Return all the entries exactly, keeping pictures out.
---------- MATERIAL TO PROCESS
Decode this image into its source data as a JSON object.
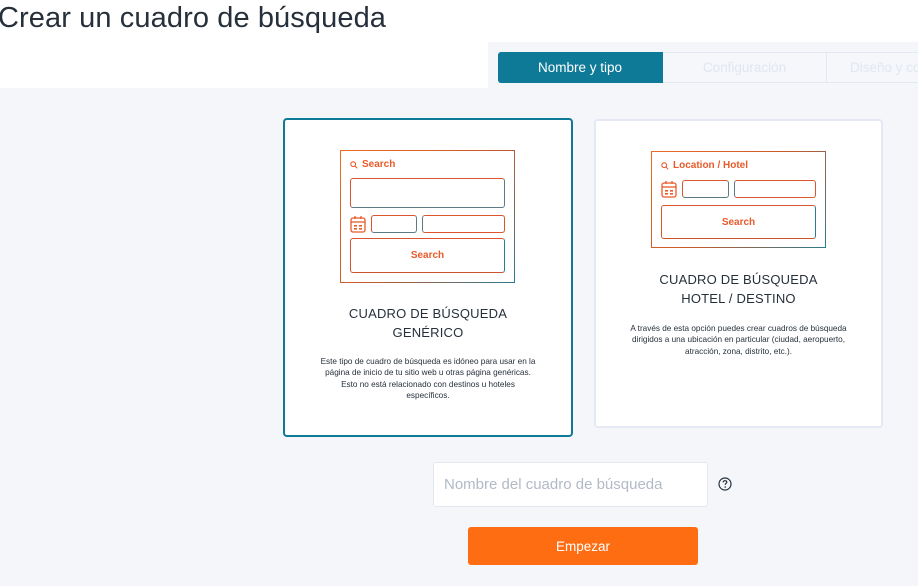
{
  "page": {
    "title": "Crear un cuadro de búsqueda"
  },
  "steps": [
    {
      "label": "Nombre y tipo",
      "state": "active"
    },
    {
      "label": "Configuración",
      "state": "disabled"
    },
    {
      "label": "Diseño y co",
      "state": "disabled"
    }
  ],
  "cards": [
    {
      "id": "generic",
      "selected": true,
      "preview": {
        "search_label": "Search",
        "button_label": "Search"
      },
      "title_line1": "CUADRO DE BÚSQUEDA",
      "title_line2": "GENÉRICO",
      "description": "Este tipo de cuadro de búsqueda es idóneo para usar en la página de inicio de tu sitio web u otras página genéricas. Esto no está relacionado con destinos u hoteles específicos."
    },
    {
      "id": "hotel",
      "selected": false,
      "preview": {
        "search_label": "Location / Hotel",
        "button_label": "Search"
      },
      "title_line1": "CUADRO DE BÚSQUEDA",
      "title_line2": "HOTEL / DESTINO",
      "description": "A través de esta opción puedes crear cuadros de búsqueda dirigidos a una ubicación en particular (ciudad, aeropuerto, atracción, zona, distrito, etc.)."
    }
  ],
  "name_field": {
    "value": "",
    "placeholder": "Nombre del cuadro de búsqueda"
  },
  "start_button": {
    "label": "Empezar"
  },
  "colors": {
    "accent_teal": "#0e7a97",
    "accent_orange": "#ff6d12",
    "preview_orange": "#e85a2a"
  }
}
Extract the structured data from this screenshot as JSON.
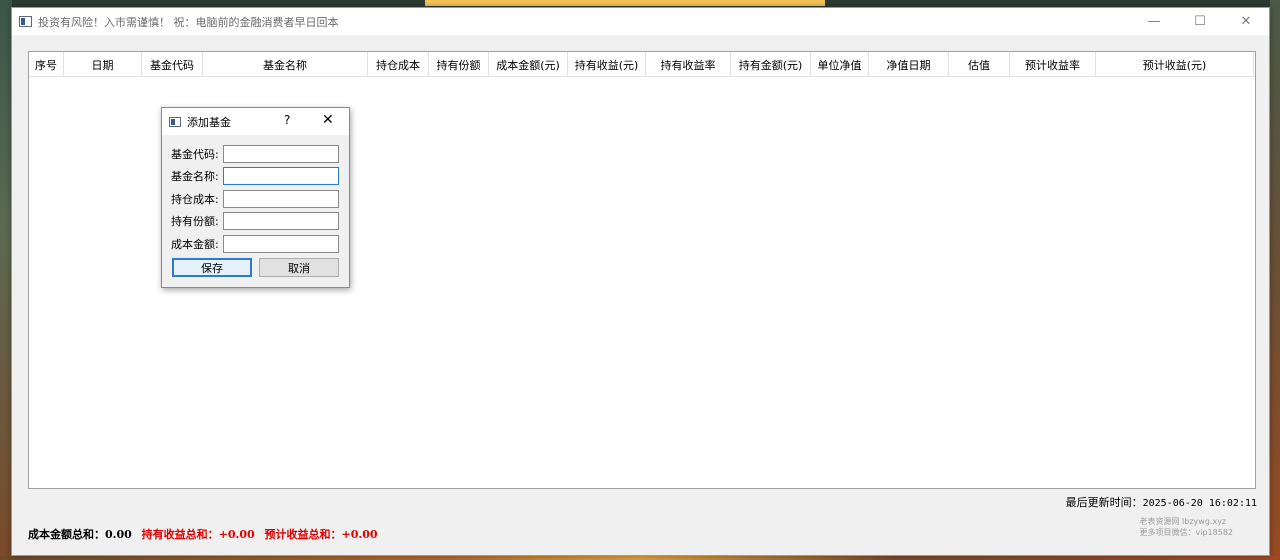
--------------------
ANSWER TO THE EXERCISE:
Decode this image into its source data as a JSON object.
{
  "page": {
    "title": "Crear un cuadro de búsqueda"
  },
  "steps": [
    {
      "label": "Nombre y tipo",
      "state": "active"
    },
    {
      "label": "Configuración",
      "state": "disabled"
    },
    {
      "label": "Diseño y co",
      "state": "disabled"
    }
  ],
  "cards": [
    {
      "id": "generic",
      "selected": true,
      "preview": {
        "search_label": "Search",
        "button_label": "Search"
      },
      "title_line1": "CUADRO DE BÚSQUEDA",
      "title_line2": "GENÉRICO",
      "description": "Este tipo de cuadro de búsqueda es idóneo para usar en la página de inicio de tu sitio web u otras página genéricas. Esto no está relacionado con destinos u hoteles específicos."
    },
    {
      "id": "hotel",
      "selected": false,
      "preview": {
        "search_label": "Location / Hotel",
        "button_label": "Search"
      },
      "title_line1": "CUADRO DE BÚSQUEDA",
      "title_line2": "HOTEL / DESTINO",
      "description": "A través de esta opción puedes crear cuadros de búsqueda dirigidos a una ubicación en particular (ciudad, aeropuerto, atracción, zona, distrito, etc.)."
    }
  ],
  "name_field": {
    "value": "",
    "placeholder": "Nombre del cuadro de búsqueda"
  },
  "start_button": {
    "label": "Empezar"
  },
  "colors": {
    "accent_teal": "#0e7a97",
    "accent_orange": "#ff6d12",
    "preview_orange": "#e85a2a"
  }
}
Extract the structured data from this screenshot as JSON.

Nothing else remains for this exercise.